It was once a popular bit of trivia that Steve Williams was the highest paid sportsman from New Zealand. That was before 2010 when he was sacked by Tiger Woods, a man he would subsequently refer to as that 'black arsehole'.
He moved on to Adam Scott's bag, suffering a 75% pay cut in the process.
As if the last few years haven't been trying enough for Tiger, Williams has just written an autobiography entitled 'Out of the Rough' (quite frankly, we're amazed that title wasn't already used for a previous golf autobiography).
In the book, Williams is at pains to profess his ignorance of Woods's fondness for cocktail waitresses. And he writes that he found it hard to cope with the constant innuendo painting him as an 'enabler' and an 'accomplice'. In spite of these pressures, he was determined to 'stick by' Woods - the caddying world's answer to Tammy Wynette.
The one question I'm now regularly landed with is: How could you not know about Tiger's multitude of mistresses? It's a valid question – it's one I would ask myself if a scandal of Tiger-like proportions happened to another caddy's boss. How could I spend so much time with him and not have an inkling this was going on? The answer, in a roundabout way, is that Elin didn't know either. Only a handful of his oldest buddies actually had any idea this was going on. I didn't know because Tiger didn't dare tell me.
Williams does record one incident in Melbourne one Sunday morning in 2009 in which the usually punctual Woods was fifteen minutes late emerging from his bedroom. Perturbed, Williams had gone up to see what was wrong. After banging on the door for a quarter of an hour, a host of Woods's friends walked out all dressed as about to hit the town. Woods's suite contained a number of bedrooms so there was enough space for them all to sleep. Woods was forced to alter his usual regime in order to reach the golf course in time. Williams found this weird.

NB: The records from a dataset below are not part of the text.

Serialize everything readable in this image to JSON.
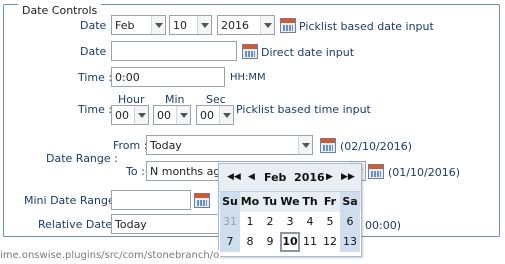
{
  "legend": "Date Controls",
  "row1": {
    "label": "Date :",
    "month": "Feb",
    "day": "10",
    "year": "2016",
    "note": "Picklist based date input"
  },
  "row2": {
    "label": "Date :",
    "value": "",
    "note": "Direct date input"
  },
  "row3": {
    "label": "Time :",
    "value": "0:00",
    "hint": "HH:MM"
  },
  "row4": {
    "label": "Time :",
    "hour_label": "Hour",
    "min_label": "Min",
    "sec_label": "Sec",
    "hour": "00",
    "min": "00",
    "sec": "00",
    "note": "Picklist based time input"
  },
  "range": {
    "label": "Date Range :",
    "from_label": "From :",
    "from_value": "Today",
    "from_result": "(02/10/2016)",
    "to_label": "To :",
    "to_value": "N months ago",
    "to_result": "(01/10/2016)"
  },
  "mini": {
    "label": "Mini Date Range :"
  },
  "relative": {
    "label": "Relative Date :",
    "value": "Today",
    "suffix": "00:00)"
  },
  "calendar": {
    "prev_year": "◀◀",
    "prev_month": "◀",
    "title": "Feb  2016",
    "next_month": "▶",
    "next_year": "▶▶",
    "day_names": [
      "Su",
      "Mo",
      "Tu",
      "We",
      "Th",
      "Fr",
      "Sa"
    ],
    "week1": [
      "31",
      "1",
      "2",
      "3",
      "4",
      "5",
      "6"
    ],
    "week2": [
      "7",
      "8",
      "9",
      "10",
      "11",
      "12",
      "13"
    ]
  },
  "status_url": "ime.onswise.plugins/src/com/stonebranch/opswise/client/Panel/TriggerPanel.java"
}
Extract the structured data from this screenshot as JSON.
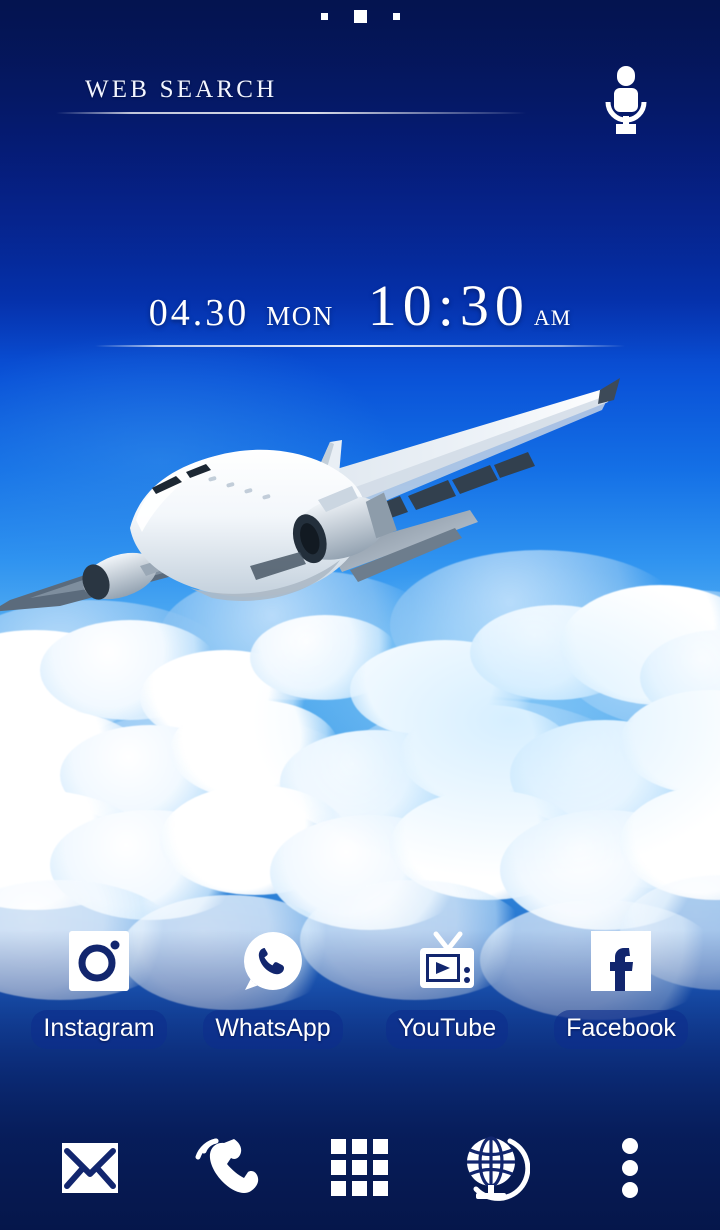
{
  "wallpaper": {
    "scene": "airplane-in-blue-sky-with-clouds",
    "sky_top_color": "#061c6e",
    "sky_mid_color": "#0a53d8",
    "sky_bright_color": "#57b0f2",
    "sky_bottom_color": "#081f57",
    "cloud_color": "#ffffff",
    "plane_color": "#f2f6fb"
  },
  "page_indicator": {
    "name": "page-dots",
    "total": 3,
    "active_index": 1
  },
  "search": {
    "label": "WEB SEARCH",
    "placeholder": "WEB SEARCH",
    "mic_icon": "microphone-icon",
    "search_icon": "search-icon"
  },
  "clock": {
    "date": "04.30",
    "weekday": "MON",
    "time": "10:30",
    "meridiem": "AM"
  },
  "apps": [
    {
      "name": "Instagram",
      "icon": "instagram-icon"
    },
    {
      "name": "WhatsApp",
      "icon": "whatsapp-icon"
    },
    {
      "name": "YouTube",
      "icon": "youtube-tv-icon"
    },
    {
      "name": "Facebook",
      "icon": "facebook-icon"
    }
  ],
  "dock": [
    {
      "name": "Mail",
      "icon": "mail-envelope-icon"
    },
    {
      "name": "Phone",
      "icon": "phone-handset-icon"
    },
    {
      "name": "Apps",
      "icon": "app-drawer-grid-icon"
    },
    {
      "name": "Browser",
      "icon": "globe-icon"
    },
    {
      "name": "More",
      "icon": "overflow-menu-icon"
    }
  ],
  "colors": {
    "accent": "#0d2d8c",
    "icon_dark": "#12266e",
    "icon_light": "#ffffff",
    "label_pill": "rgba(13,45,140,.62)"
  }
}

It later emerged that Woods had spent the night with Rachel Uchitel, a nightclub hostess and a future reality TV star.
However, it was Tiger's on-course habits that bugged Williams the most. While he could live with the volatile temper, Williams was annoyed by Woods's disrespectful on-course manner.
But he had other bad habits that upset me. I wanted him to prove to me he could change his behaviour and show me – and the game of golf – more respect.

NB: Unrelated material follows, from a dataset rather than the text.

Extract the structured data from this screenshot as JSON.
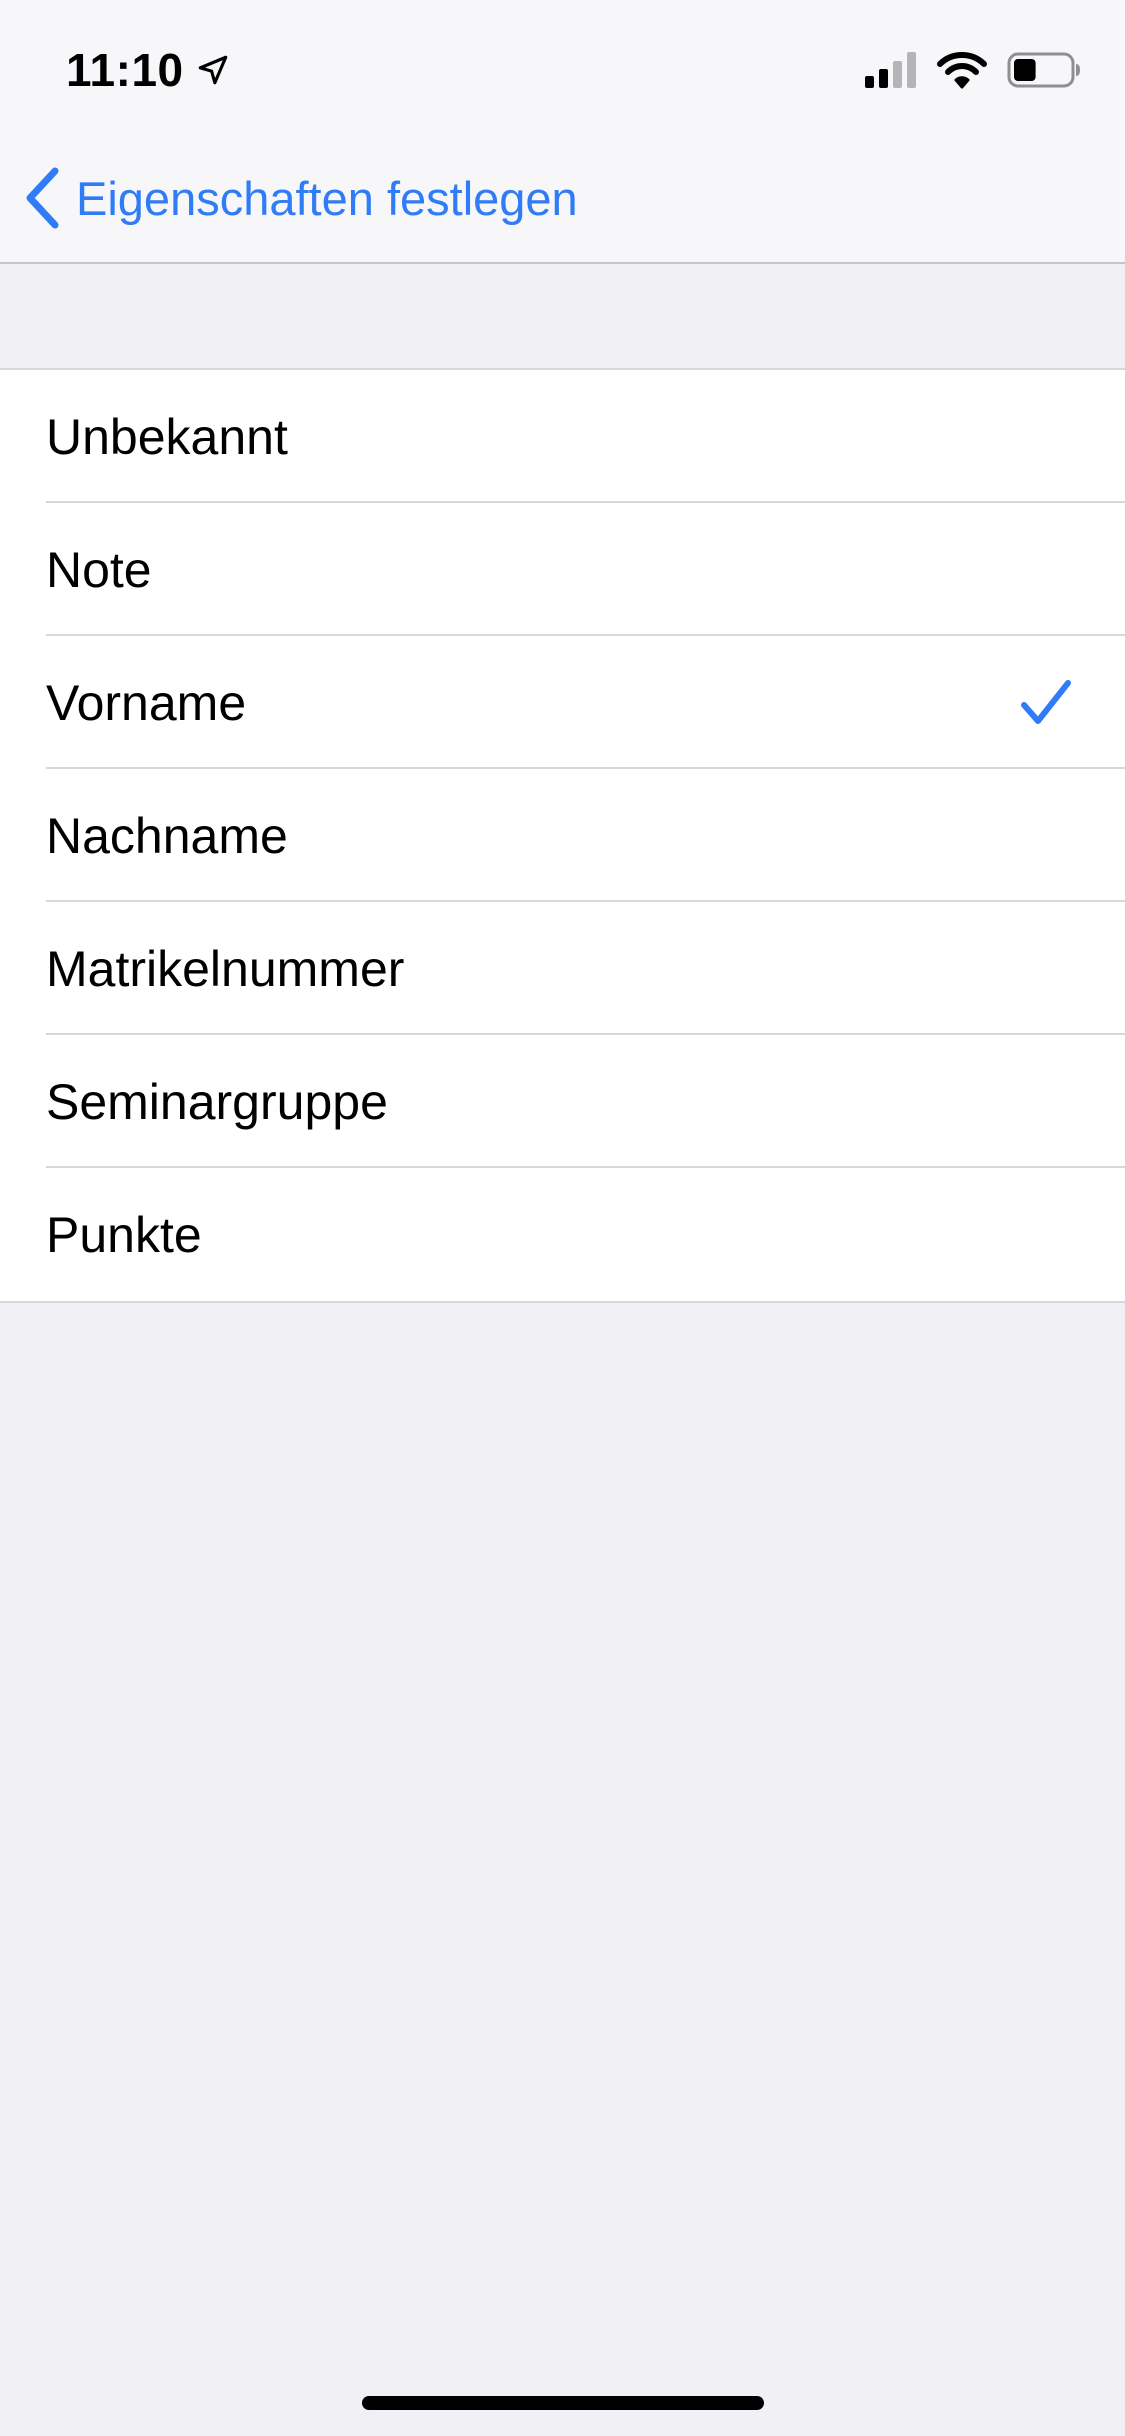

One thing that really pissed me off was how he would flippantly toss a club in the general direction of the bag, expecting me to go over and pick it up. I felt uneasy about bending down to pick up his discarded club – it was like I was his slave. The other thing that disgusted me was his habit of spitting at the hole if he missed a putt.
By 2011, Williams was no longer working with his slave master and not inclined to respond gracefully to his axing.

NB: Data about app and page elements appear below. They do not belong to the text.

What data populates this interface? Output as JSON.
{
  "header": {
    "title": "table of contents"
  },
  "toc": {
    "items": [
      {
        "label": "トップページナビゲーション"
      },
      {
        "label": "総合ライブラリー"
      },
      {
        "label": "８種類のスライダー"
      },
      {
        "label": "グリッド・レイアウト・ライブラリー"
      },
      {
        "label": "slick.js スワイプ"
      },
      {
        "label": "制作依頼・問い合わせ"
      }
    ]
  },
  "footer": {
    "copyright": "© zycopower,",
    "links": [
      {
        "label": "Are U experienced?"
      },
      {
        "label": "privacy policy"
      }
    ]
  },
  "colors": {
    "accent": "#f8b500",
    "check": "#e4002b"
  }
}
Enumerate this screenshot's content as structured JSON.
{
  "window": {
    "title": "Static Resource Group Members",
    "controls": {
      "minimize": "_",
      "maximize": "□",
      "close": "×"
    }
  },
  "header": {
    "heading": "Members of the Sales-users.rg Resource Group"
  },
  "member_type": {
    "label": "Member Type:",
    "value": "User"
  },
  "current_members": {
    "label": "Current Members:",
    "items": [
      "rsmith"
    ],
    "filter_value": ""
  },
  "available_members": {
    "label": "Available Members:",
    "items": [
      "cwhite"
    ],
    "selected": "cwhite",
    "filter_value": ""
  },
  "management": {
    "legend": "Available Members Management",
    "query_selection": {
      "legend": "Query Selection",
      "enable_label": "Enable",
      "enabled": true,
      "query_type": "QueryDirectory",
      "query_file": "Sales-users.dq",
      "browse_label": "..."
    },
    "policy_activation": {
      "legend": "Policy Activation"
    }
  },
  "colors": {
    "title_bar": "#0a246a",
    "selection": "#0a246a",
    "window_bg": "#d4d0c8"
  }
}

Following Adam Scott's first win with Williams in tow at the Bridgestone Invitational in 2011, his caddy rather hogged the limelight by celebrating with an excessive degree of wildness and announcing that is had been 'his aim to shove it up that black arsehole'.
He subsequently apologised for this outburst. Woods vouched for him and insisted he wasn't a racist.
[Sunday Star Times]